- **How to complete this task**: Say how many lines in this listing include the word "Settings", with no other words in the reply.

- **Input material**:

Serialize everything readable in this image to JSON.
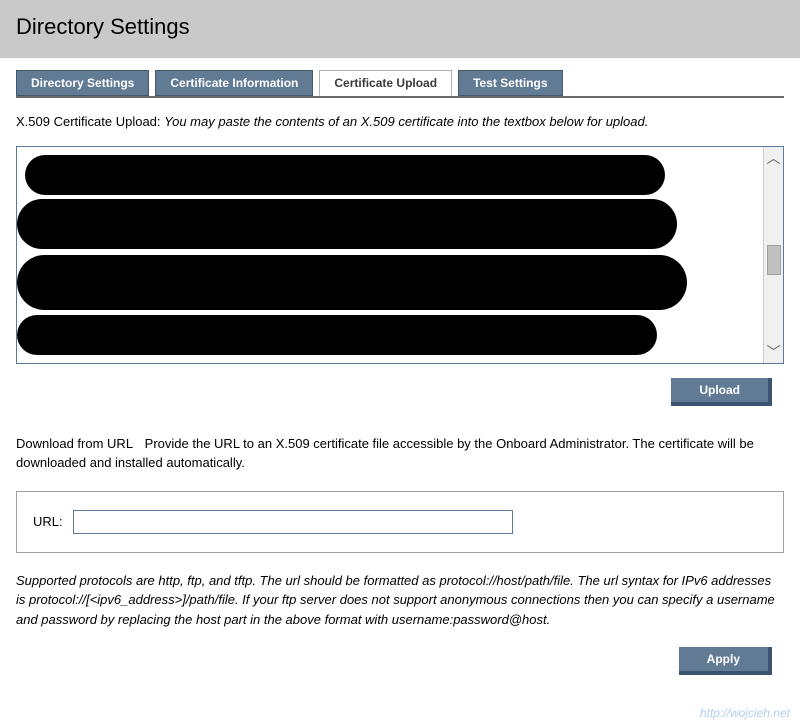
{
  "header": {
    "title": "Directory Settings"
  },
  "tabs": {
    "items": [
      {
        "label": "Directory Settings"
      },
      {
        "label": "Certificate Information"
      },
      {
        "label": "Certificate Upload"
      },
      {
        "label": "Test Settings"
      }
    ],
    "activeIndex": 2
  },
  "upload": {
    "lead": "X.509 Certificate Upload:",
    "desc": "You may paste the contents of an X.509 certificate into the textbox below for upload.",
    "textarea_value": "",
    "button": "Upload"
  },
  "download": {
    "lead": "Download from URL",
    "desc": "Provide the URL to an X.509 certificate file accessible by the Onboard Administrator. The certificate will be downloaded and installed automatically.",
    "url_label": "URL:",
    "url_value": "",
    "protocols_note": "Supported protocols are http, ftp, and tftp. The url should be formatted as protocol://host/path/file. The url syntax for IPv6 addresses is protocol://[<ipv6_address>]/path/file. If your ftp server does not support anonymous connections then you can specify a username and password by replacing the host part in the above format with username:password@host.",
    "button": "Apply"
  },
  "watermark": "http://wojcieh.net"
}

- **Response to this exercise**: 3